The in-use performance data shown in this artile provides proof of concept that Passive House successfully provides substantial energy savings also for this complex typology of leisure pool centres including indoor swimming pool facilities. This provides an immense opportunity for municipalities and for operators to save operational cost and carbon emissions. SSP being the very first certified PH leisure centre in the UK, there are many interesting learnings from the design process, as well as from first years of operation. We recommend taking a look also at additional literature provided below. Several similar facilities have been inspired by SSP's success story and are now in design or under construction, ranging from leisure centres to schools with indoor pools.

References and Literature

[ECC 2023] Futures, Currie & Brown, SDS Engineering Consultants: Exeter City Council Riverside Leisure Centre Decarbonisation Strategy Report; October 2023

[Gaertner/Osmundsen 2023] Gaertner, T,; Osmundsen, E.: Taking a Splash – Exeter City Council’s 12 Year Journey to Delivering the UK’s First Passive House Leisure Centre and Public Pool. In: Feist, W. (ed.): Proceedings of the 26th International Passive House Conference 2023 in Wiesbaden. Passive House Institute, Darmstadt, 2023.

[G&S/PHI 2023] Boon, G,; Fitzsimmons, J.; Grove-Smith, J.: St Sidwell’s Point Passivhaus Leisure Centre. In: Feist, W. (ed.): Proceedings of the 26th International Passive House Conference 2023 in Wiesbaden. Passive House Institute, Darmstadt, 2023.

[Jennings/Booth/Grove-Smith 2024] Jenning, P.; Booth, S.; Grove-Smith, J.: St Sidwell’s Point Leisure Centre: Airtightness delivery & one year of in-use energy performance. In: Feist, W. (ed.): Proceedings of the 27th International Passive House Conference 2024 in Innsbruck. Passive House Institute, Darmstadt, 2024.

See also

Go to the overview of articles on Passipedia about swimming pools.

Go to the overview of articles on Passipedia about non-residential Passive House buildings.

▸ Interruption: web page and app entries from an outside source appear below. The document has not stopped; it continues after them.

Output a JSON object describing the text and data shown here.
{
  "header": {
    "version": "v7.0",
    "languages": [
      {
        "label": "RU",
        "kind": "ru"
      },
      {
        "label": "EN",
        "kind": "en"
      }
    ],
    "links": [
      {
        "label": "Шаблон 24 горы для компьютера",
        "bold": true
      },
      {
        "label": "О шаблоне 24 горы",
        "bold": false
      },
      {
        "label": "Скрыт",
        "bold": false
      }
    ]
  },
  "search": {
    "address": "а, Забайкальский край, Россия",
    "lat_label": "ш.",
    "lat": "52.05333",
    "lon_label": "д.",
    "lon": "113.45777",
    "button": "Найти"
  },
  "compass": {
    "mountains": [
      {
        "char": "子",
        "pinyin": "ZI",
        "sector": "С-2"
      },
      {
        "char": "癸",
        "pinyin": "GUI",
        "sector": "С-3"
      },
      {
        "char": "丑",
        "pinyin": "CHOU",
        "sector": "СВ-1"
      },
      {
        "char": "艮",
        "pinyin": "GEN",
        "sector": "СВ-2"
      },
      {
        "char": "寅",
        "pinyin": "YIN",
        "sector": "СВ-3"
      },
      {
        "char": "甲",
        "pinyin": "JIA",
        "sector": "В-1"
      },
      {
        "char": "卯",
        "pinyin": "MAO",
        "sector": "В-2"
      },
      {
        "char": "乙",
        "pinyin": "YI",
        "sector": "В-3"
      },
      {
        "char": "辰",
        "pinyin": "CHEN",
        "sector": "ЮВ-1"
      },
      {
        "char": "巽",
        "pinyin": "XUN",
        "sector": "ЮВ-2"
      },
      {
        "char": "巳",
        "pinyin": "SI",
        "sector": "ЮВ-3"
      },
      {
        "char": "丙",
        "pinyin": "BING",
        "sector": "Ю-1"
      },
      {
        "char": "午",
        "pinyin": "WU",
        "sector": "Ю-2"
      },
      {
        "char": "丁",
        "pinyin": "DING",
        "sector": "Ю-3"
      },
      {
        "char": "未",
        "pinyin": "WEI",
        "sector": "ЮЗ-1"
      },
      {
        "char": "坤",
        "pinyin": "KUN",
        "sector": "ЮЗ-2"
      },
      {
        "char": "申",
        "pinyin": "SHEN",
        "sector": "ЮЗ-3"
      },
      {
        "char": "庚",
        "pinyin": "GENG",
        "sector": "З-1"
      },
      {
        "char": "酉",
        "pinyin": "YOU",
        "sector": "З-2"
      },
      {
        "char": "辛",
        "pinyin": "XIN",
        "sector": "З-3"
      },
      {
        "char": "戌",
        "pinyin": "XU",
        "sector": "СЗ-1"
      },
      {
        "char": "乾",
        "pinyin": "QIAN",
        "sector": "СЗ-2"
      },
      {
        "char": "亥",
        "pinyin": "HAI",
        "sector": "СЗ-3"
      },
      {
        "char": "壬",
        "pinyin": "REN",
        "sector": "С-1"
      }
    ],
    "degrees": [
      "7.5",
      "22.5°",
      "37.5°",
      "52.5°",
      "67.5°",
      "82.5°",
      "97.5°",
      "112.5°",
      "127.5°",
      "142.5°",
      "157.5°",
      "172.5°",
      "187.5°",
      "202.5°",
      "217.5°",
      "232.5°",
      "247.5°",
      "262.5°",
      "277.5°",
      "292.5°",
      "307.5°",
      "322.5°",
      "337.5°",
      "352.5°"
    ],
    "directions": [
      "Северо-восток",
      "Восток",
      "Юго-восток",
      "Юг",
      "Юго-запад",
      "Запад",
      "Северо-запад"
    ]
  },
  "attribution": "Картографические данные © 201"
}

examples/non-residential_buildings/passive_house_swimming_pools/ssp_leisure_centre.txt · Last modified: 2024/04/30 23:39 by jgrovesmith